Buenos Aires seemed as good as any primate city to find it. Keoki and I had begun our Homeric Odyssey in Recoleta in a large space low rent apartment building bordering Belgrano, and near to everything municipal to funky cool. We’d done the standard tourist gig: trying all sorts of groovetron stuff – from eating open spit cooked Cabrito (baby goat) to visiting a museum or two (yawn); walking miles of city, whether near the Casa Rosa square, through parks littered with huge statues and other oddball government houses that looked like a cross between the Pantheon and the Reichstag; checking out the waterfront of Puerto Madero (and no we did not go into the Hooters or TGIF that voraciously ambushed passerbys – egad!); to studying turn-of the century casa chorizos architecture – French-style mansard (two-tier) roofs and specific landmarks like the Palacio de las Aguas Corrientes on Avenida Cordoba.
All good fun, and it helped raise the vibe, mainly because we had help – from Bob and Beth Cushman, two Squaw Valley ex- patriots, raising their two teenage girls and living a wonderfully paced life in Buenos Aires. They took us to one of the hippest restaurants in San Telmo if not the world – La Brigada – un distincto en parrilla where we gorged on Asado, sopresatte sausage and salad, drank flagons of Terrazos Malbec all at about a paltry $25 a head. Decorated by countless signed soccer jerseys, balls and flags, the bar was a world of its own. Day six we went with Bob and Beth (and Fred and Barbara Ilfeld, too) to the stadium of the famed soccer team Bocca Juniors where we watched them stomp their sad sack opponent 3-0. While many spectators sat enthusiastically, possibly 20,000 Bocca fans stood the complete game singing and banging out songs louder thana Mitch Ryder concert.
I was stoked. Not just because I felt on top of the world, not at the end of it. It had been earlier that last day of our visit, before the futbol, during our visit to Plaza De Dorrego, in between drinking Quilmes beer and munching on a tapa ojo de bife, that I’d found the juju that I now truly believe will aid me in the upcoming Antarctic weeks.
The street vender was a whisper of a figure. The air escaped through his lips with a noise like the sound of bellows. It made one anxious to hear what he had to say. His neck was long and thin; his eyelids red; rare hairs hung about his jaw; his shoulders drooped like the broken wings of a bird.
“Oh Antarctica, yes, yes, have faith,” he said in broken English.

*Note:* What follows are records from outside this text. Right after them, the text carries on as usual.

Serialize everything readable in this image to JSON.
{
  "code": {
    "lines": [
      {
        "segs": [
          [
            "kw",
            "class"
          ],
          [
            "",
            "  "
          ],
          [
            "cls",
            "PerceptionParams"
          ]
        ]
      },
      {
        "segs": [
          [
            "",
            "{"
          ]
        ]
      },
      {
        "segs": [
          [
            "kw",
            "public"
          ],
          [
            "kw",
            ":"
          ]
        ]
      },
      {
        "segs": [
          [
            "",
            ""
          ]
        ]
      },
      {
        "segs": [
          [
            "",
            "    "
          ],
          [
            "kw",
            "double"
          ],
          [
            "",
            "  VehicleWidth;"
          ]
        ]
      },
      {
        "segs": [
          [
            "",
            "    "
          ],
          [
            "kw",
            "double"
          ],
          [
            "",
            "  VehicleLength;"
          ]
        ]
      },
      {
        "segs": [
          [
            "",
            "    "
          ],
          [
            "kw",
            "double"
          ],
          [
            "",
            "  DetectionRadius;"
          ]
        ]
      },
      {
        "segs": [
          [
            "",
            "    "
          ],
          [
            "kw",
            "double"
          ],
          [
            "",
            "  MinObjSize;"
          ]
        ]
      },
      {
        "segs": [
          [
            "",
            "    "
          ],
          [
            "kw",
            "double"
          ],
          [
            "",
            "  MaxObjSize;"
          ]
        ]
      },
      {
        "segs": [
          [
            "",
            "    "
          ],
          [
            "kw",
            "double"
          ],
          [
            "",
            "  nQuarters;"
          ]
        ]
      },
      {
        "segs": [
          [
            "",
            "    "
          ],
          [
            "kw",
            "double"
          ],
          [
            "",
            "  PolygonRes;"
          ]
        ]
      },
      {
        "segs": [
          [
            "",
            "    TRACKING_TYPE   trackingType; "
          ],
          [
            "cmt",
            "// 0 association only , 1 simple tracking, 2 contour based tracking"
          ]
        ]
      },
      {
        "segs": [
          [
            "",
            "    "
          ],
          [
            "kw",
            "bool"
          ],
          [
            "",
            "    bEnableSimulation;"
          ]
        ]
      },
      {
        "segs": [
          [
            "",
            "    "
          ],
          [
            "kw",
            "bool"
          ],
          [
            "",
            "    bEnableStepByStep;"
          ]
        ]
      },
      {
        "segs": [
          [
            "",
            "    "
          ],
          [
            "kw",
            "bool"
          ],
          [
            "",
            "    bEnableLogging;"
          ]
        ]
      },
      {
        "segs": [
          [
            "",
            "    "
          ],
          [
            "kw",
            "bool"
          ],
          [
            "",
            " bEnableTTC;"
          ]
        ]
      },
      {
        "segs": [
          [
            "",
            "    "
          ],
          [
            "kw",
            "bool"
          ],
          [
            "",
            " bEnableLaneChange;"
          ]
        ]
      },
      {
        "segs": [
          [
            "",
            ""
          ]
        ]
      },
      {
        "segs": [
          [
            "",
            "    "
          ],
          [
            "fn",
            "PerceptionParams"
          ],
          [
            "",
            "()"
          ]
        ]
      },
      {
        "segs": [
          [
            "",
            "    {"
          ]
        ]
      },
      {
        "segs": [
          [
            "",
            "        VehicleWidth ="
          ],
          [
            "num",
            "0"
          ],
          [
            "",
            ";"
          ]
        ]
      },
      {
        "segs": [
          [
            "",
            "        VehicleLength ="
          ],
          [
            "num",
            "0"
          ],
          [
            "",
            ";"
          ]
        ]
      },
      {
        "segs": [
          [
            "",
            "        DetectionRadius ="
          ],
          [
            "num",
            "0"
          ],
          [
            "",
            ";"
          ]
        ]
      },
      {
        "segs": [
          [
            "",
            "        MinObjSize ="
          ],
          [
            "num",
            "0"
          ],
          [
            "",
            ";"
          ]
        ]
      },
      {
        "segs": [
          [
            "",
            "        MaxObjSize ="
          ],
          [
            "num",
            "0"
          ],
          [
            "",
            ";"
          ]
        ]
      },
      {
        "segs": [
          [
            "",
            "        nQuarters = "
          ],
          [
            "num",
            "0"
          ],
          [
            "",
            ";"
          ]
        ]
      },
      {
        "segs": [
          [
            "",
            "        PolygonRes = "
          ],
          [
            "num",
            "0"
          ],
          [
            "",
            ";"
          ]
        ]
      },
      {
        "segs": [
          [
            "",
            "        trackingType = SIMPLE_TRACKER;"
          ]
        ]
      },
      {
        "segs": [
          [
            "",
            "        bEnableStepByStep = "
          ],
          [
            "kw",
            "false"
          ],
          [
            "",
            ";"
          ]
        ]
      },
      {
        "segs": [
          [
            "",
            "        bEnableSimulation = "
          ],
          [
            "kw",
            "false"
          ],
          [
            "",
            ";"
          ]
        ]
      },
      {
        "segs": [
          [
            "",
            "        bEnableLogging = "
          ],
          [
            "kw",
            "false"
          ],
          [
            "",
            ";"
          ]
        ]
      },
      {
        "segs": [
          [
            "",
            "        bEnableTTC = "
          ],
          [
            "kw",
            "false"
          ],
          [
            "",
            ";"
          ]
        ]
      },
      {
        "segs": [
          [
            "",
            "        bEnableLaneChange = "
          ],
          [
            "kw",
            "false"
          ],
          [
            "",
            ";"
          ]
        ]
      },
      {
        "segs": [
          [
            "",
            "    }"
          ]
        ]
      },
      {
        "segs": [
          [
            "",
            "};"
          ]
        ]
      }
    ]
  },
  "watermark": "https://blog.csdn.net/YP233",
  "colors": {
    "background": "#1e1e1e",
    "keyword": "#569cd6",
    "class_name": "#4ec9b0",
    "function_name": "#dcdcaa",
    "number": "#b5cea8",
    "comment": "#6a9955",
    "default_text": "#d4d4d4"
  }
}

He spoke like a misshapen pagan burning incense before the oracle of a joss. He sold me a piece of shaped Amazon wood: it looks like a seashell. More importantly I chose special polished and colorful stones, all good juju he assured me.
“What you got there?” Keoki later asked over a Quilmes.
“Good juju, “ I said.
“Hey, man, right on, we’re going to need that!”
Today, the sun shines brightly. Our plane lifts off the runway in the early morning dawn headed to Ushuaia 1400 miles south at the ends of the earth.